The Restaurant that Changed Everything
And a really cool way to play cards.
If you’ve got a restaurant-obsessed friend who likes to play cards, the Gourmand 52 Deck is the perfect gift. Created by three students at the University of Pennsylvania, Maggie Tang, Alaina Chou and Amy Yang, each card is hand-drawn with a picture of some iconic New York restaurant; they include Katz’s, Russ & Daughters, Via Carota, King and Estela. A portion of every sale goes to ROAR (Restaurants Organizing, Advocating & Rebuilding). Play on!
When I told my editors at New West that Michael McCarty was opening a restaurant in Los Angeles and the chefs were all going to be young, American and college-educated, it was enough to sell the story. It was a revolutionary idea: in those days chefs were typically old European men who’d been working in restaurants since their teens.
But that' wasn’t all. Michael McCarty wanted to use American products. Among the other firsts at Michael’s: he dressed his waiters in Calvin Klein and put excellent art on the walls (Hockney, Diebenkorn, Jasper Johns). He also pioneered a complicated computerized system to keep track of sales and supplies.
Michael’s chefs all went on to fame and fortune. His opening team included Ken Frank (who quickly left), Jonathan Waxman and Mark Peel. Before long Nancy Silverton joined them as pastry chef.
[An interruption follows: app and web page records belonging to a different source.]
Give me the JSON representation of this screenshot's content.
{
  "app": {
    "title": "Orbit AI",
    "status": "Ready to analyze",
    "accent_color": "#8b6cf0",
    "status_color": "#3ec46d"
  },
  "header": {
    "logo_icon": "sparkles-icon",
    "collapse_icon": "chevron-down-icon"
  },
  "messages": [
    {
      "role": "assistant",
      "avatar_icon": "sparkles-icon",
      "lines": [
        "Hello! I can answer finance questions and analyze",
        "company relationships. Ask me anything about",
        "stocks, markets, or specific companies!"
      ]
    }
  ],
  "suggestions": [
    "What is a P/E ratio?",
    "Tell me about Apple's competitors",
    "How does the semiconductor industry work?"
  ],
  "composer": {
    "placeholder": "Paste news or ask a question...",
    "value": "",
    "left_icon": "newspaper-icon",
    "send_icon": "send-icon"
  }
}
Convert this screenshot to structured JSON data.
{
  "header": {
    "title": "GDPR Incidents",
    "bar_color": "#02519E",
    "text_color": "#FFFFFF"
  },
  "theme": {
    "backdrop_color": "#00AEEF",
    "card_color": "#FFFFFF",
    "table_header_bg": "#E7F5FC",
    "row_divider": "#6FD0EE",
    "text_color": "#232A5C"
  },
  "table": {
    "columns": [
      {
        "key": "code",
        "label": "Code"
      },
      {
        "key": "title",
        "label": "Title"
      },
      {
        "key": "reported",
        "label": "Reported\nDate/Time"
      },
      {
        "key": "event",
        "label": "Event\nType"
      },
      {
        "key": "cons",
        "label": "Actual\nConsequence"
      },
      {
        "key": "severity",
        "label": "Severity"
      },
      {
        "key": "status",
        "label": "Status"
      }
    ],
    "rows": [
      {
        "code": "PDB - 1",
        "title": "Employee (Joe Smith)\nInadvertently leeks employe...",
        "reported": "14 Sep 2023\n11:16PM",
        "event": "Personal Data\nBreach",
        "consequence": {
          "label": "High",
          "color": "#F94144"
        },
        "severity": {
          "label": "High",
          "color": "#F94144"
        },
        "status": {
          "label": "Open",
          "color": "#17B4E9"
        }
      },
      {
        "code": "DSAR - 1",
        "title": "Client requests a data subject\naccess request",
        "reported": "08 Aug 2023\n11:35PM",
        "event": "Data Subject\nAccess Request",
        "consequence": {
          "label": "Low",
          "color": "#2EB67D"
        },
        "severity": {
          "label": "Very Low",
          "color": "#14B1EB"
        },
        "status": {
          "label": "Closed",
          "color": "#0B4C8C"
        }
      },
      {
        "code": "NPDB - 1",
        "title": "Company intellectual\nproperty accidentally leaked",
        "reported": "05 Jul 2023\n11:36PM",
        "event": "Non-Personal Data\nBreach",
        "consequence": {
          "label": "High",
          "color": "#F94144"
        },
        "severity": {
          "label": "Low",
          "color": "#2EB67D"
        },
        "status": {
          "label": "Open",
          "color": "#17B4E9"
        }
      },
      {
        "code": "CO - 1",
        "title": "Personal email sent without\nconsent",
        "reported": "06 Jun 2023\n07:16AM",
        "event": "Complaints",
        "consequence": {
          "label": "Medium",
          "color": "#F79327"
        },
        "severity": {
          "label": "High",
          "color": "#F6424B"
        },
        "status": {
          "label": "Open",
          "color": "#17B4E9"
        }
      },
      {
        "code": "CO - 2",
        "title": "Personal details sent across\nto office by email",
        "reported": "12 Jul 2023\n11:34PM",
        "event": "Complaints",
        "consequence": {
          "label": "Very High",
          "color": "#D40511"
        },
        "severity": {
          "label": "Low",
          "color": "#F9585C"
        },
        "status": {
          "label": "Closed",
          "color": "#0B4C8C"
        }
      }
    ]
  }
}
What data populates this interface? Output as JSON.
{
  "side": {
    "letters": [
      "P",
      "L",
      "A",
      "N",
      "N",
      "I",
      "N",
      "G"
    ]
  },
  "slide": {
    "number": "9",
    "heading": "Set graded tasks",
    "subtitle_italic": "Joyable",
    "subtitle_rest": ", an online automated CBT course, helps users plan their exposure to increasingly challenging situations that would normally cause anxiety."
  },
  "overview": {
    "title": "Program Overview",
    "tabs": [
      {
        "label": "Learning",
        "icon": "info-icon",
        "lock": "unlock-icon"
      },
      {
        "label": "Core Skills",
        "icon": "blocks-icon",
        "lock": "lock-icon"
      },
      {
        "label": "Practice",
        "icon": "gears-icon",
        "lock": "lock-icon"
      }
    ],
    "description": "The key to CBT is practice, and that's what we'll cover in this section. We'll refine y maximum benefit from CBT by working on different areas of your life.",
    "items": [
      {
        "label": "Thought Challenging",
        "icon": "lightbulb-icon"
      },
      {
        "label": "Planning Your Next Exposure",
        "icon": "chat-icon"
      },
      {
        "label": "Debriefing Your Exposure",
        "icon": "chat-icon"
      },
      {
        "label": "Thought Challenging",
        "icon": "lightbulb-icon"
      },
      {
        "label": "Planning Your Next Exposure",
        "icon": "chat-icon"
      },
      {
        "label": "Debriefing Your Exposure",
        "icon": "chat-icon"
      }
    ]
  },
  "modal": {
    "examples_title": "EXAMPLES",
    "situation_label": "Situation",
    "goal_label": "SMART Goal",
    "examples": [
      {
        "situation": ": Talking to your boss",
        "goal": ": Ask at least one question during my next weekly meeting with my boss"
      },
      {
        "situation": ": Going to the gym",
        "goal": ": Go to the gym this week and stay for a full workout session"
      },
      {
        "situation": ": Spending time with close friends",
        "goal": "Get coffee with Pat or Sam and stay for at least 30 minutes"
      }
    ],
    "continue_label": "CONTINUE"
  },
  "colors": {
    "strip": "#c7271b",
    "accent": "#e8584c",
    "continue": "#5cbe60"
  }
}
Michael was not happy with my article. He complained to my boss (Colman Andrews) that I’d misquoted him about crusty old Frenchmen who are mean. The thing is, we were all so young, and I spent so much time hanging around that they forgot I was a reporter and let down their guard. But I had everything on tape.
As for me, I spent the best part of a year working on this piece (the restaurant took a lot longer to open than anticipated) for the princely sum of $500. But it was a wonderful education — and I had a terrific time.
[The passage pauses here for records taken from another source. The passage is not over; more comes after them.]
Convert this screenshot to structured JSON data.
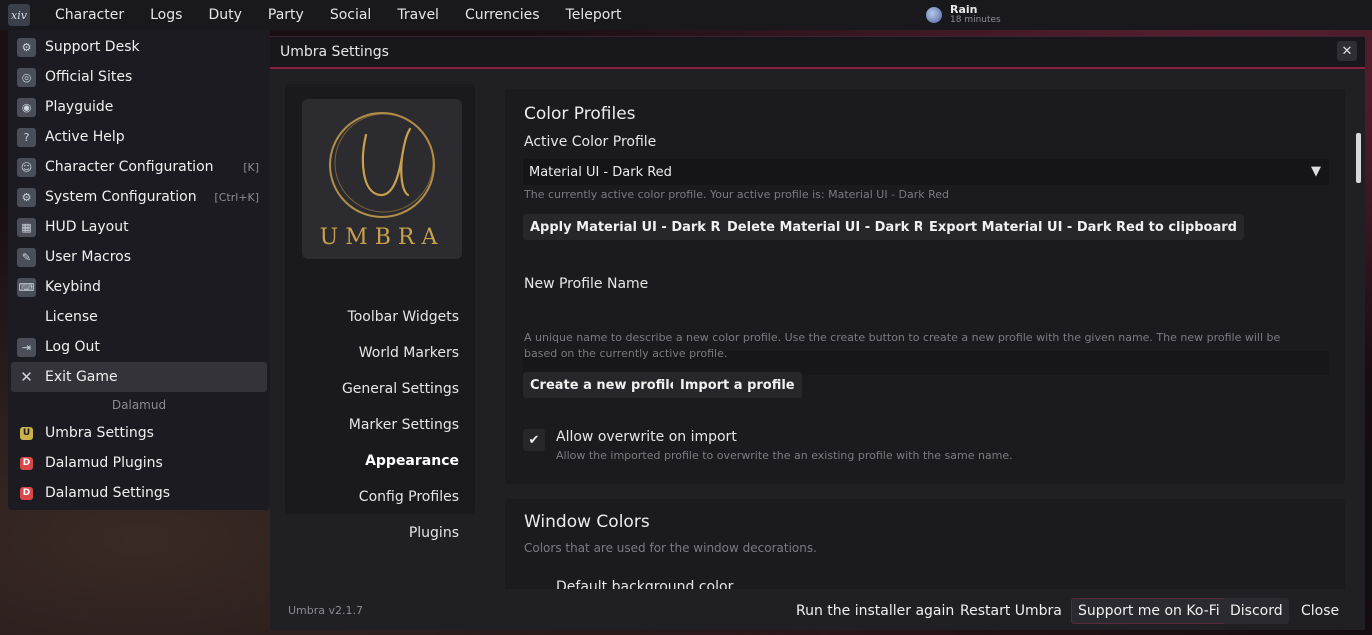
{
  "toolbar": {
    "logo": "xiv",
    "items": [
      "Character",
      "Logs",
      "Duty",
      "Party",
      "Social",
      "Travel",
      "Currencies",
      "Teleport"
    ],
    "weather": {
      "name": "Rain",
      "time": "18 minutes"
    }
  },
  "main_menu": {
    "items": [
      {
        "label": "Support Desk",
        "icon": "support-icon",
        "shortcut": ""
      },
      {
        "label": "Official Sites",
        "icon": "globe-icon",
        "shortcut": ""
      },
      {
        "label": "Playguide",
        "icon": "book-icon",
        "shortcut": ""
      },
      {
        "label": "Active Help",
        "icon": "help-icon",
        "shortcut": ""
      },
      {
        "label": "Character Configuration",
        "icon": "character-config-icon",
        "shortcut": "[K]"
      },
      {
        "label": "System Configuration",
        "icon": "system-config-icon",
        "shortcut": "[Ctrl+K]"
      },
      {
        "label": "HUD Layout",
        "icon": "hud-icon",
        "shortcut": ""
      },
      {
        "label": "User Macros",
        "icon": "macro-icon",
        "shortcut": ""
      },
      {
        "label": "Keybind",
        "icon": "keybind-icon",
        "shortcut": ""
      },
      {
        "label": "License",
        "icon": "",
        "shortcut": ""
      },
      {
        "label": "Log Out",
        "icon": "logout-icon",
        "shortcut": ""
      },
      {
        "label": "Exit Game",
        "icon": "close-icon",
        "shortcut": ""
      }
    ],
    "section_label": "Dalamud",
    "dalamud_items": [
      {
        "label": "Umbra Settings",
        "badge": "U"
      },
      {
        "label": "Dalamud Plugins",
        "badge": "D"
      },
      {
        "label": "Dalamud Settings",
        "badge": "D"
      }
    ]
  },
  "window": {
    "title": "Umbra Settings",
    "close_glyph": "✕",
    "logo_word": "UMBRA",
    "nav": [
      "Toolbar Widgets",
      "World Markers",
      "General Settings",
      "Marker Settings",
      "Appearance",
      "Config Profiles",
      "Plugins"
    ],
    "color_profiles": {
      "heading": "Color Profiles",
      "active_label": "Active Color Profile",
      "active_value": "Material UI - Dark Red",
      "active_hint": "The currently active color profile. Your active profile is: Material UI - Dark Red",
      "apply_button": "Apply Material UI - Dark Red",
      "delete_button": "Delete Material UI - Dark Red",
      "export_button": "Export Material UI - Dark Red to clipboard",
      "new_name_label": "New Profile Name",
      "new_name_value": "",
      "new_name_hint": "A unique name to describe a new color profile. Use the create button to create a new profile with the given name. The new profile will be based on the currently active profile.",
      "create_button": "Create a new profile",
      "import_button": "Import a profile",
      "overwrite_label": "Allow overwrite on import",
      "overwrite_checked": true,
      "overwrite_hint": "Allow the imported profile to overwrite the an existing profile with the same name."
    },
    "window_colors": {
      "heading": "Window Colors",
      "hint": "Colors that are used for the window decorations.",
      "partial_item": "Default background color"
    },
    "footer": {
      "version": "Umbra v2.1.7",
      "buttons": [
        "Run the installer again",
        "Restart Umbra",
        "Support me on Ko-Fi",
        "Discord",
        "Close"
      ]
    }
  }
}
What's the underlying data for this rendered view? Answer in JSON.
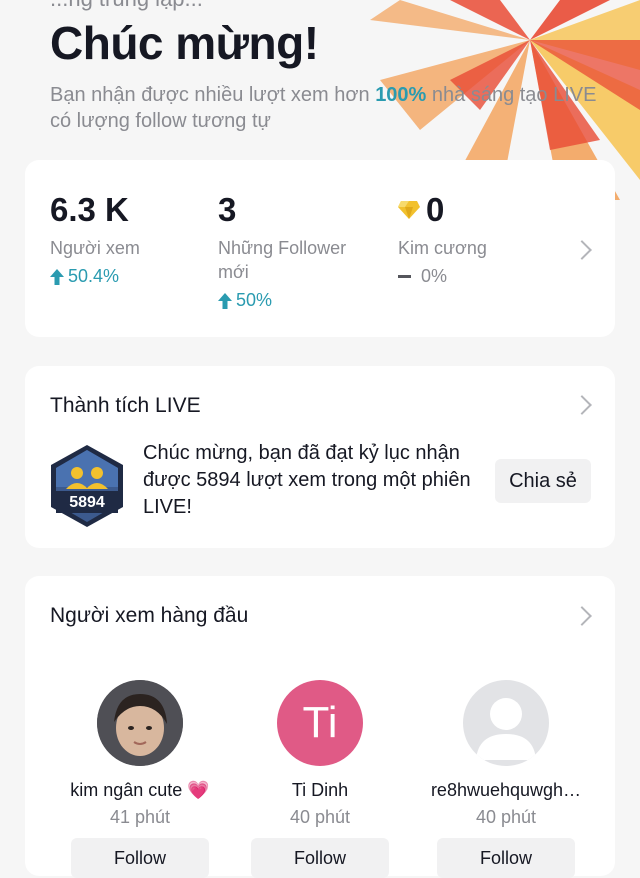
{
  "header": {
    "top_fragment": "...ng trung lập...",
    "title": "Chúc mừng!",
    "subtitle_pre": "Bạn nhận được nhiều lượt xem hơn ",
    "subtitle_highlight": "100%",
    "subtitle_post": " nhà sáng tạo LIVE có lượng follow tương tự"
  },
  "stats": {
    "viewers": {
      "value": "6.3 K",
      "label": "Người xem",
      "delta": "50.4%"
    },
    "followers": {
      "value": "3",
      "label_line1": "Những Follower",
      "label_line2": "mới",
      "delta": "50%"
    },
    "diamonds": {
      "value": "0",
      "label": "Kim cương",
      "delta": "0%"
    }
  },
  "achievements": {
    "heading": "Thành tích LIVE",
    "badge_number": "5894",
    "text": "Chúc mừng, bạn đã đạt kỷ lục nhận được 5894 lượt xem trong một phiên LIVE!",
    "share_label": "Chia sẻ"
  },
  "top_viewers": {
    "heading": "Người xem hàng đầu",
    "items": [
      {
        "name": "kim ngân cute 💗",
        "time": "41 phút",
        "initials": ""
      },
      {
        "name": "Ti Dinh",
        "time": "40 phút",
        "initials": "Ti"
      },
      {
        "name": "re8hwuehquwgh…",
        "time": "40 phút",
        "initials": ""
      }
    ],
    "follow_label": "Follow"
  },
  "colors": {
    "accent_teal": "#2a9bb0",
    "avatar_pink": "#e05a86",
    "burst_red": "#e94b35",
    "burst_orange": "#f39a4b",
    "burst_yellow": "#f7c65a"
  }
}
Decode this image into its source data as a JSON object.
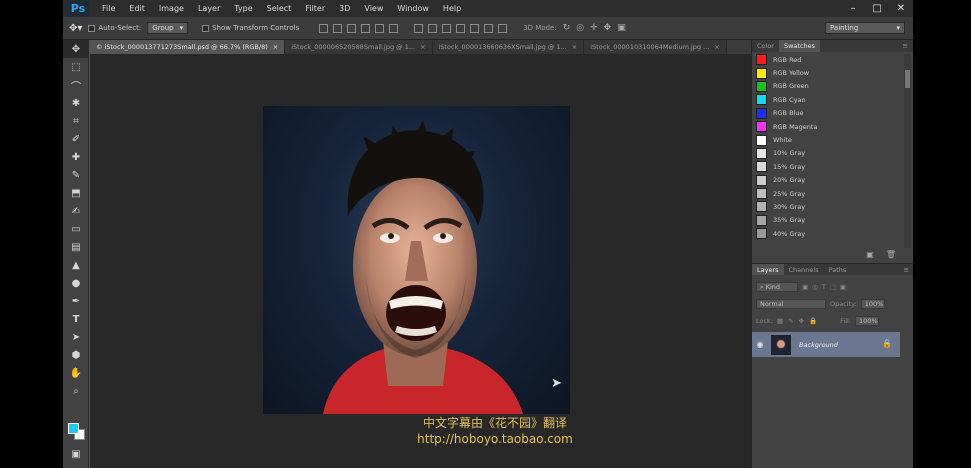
{
  "app": {
    "logo": "Ps"
  },
  "menu": [
    "File",
    "Edit",
    "Image",
    "Layer",
    "Type",
    "Select",
    "Filter",
    "3D",
    "View",
    "Window",
    "Help"
  ],
  "window_controls": {
    "minimize": "–",
    "restore": "□",
    "close": "✕"
  },
  "options": {
    "auto_select_label": "Auto-Select:",
    "auto_select_value": "Group",
    "transform_label": "Show Transform Controls",
    "mode3d_label": "3D Mode:",
    "workspace": "Painting"
  },
  "tabs": [
    {
      "label": "© iStock_000013771273Small.psd @ 66.7% (RGB/8)",
      "close": "×"
    },
    {
      "label": "iStock_000006520588Small.jpg @ 1...",
      "close": "×"
    },
    {
      "label": "iStock_000013660636XSmall.jpg @ 1...",
      "close": "×"
    },
    {
      "label": "iStock_000010310064Medium.jpg ...",
      "close": "×"
    }
  ],
  "watermark": {
    "line1": "中文字幕由《花不园》翻译",
    "line2": "http://hoboyo.taobao.com"
  },
  "swatches_panel": {
    "tabs": [
      "Color",
      "Swatches"
    ],
    "items": [
      {
        "name": "RGB Red",
        "color": "#ff1a1a"
      },
      {
        "name": "RGB Yellow",
        "color": "#ffea00"
      },
      {
        "name": "RGB Green",
        "color": "#19c11f"
      },
      {
        "name": "RGB Cyan",
        "color": "#16d6f0"
      },
      {
        "name": "RGB Blue",
        "color": "#1a2cff"
      },
      {
        "name": "RGB Magenta",
        "color": "#ff2cff"
      },
      {
        "name": "White",
        "color": "#ffffff"
      },
      {
        "name": "10% Gray",
        "color": "#e6e6e6"
      },
      {
        "name": "15% Gray",
        "color": "#d9d9d9"
      },
      {
        "name": "20% Gray",
        "color": "#cccccc"
      },
      {
        "name": "25% Gray",
        "color": "#bfbfbf"
      },
      {
        "name": "30% Gray",
        "color": "#b3b3b3"
      },
      {
        "name": "35% Gray",
        "color": "#a6a6a6"
      },
      {
        "name": "40% Gray",
        "color": "#999999"
      }
    ]
  },
  "layers_panel": {
    "tabs": [
      "Layers",
      "Channels",
      "Paths"
    ],
    "kind_label": "⌕ Kind",
    "blend_mode": "Normal",
    "opacity_label": "Opacity:",
    "opacity_value": "100%",
    "lock_label": "Lock:",
    "fill_label": "Fill:",
    "fill_value": "100%",
    "layer_name": "Background"
  }
}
Michael, of course, went on to open the watering hole for New York’s media set — but that’s another story.
I think the first one is Michael’s opening menu. The second one is four years later, in 1983. It’s interesting that the dishes are almost the same, but the prices have nearly doubled. And that by 1983, Michael had done away with tipping and added a 17% service charge.
The last menu is, rather obviously, from a Haut Brion tasting in 1989. Interesting, isn’t it, how the food (and the descriptions) had evolved in six years?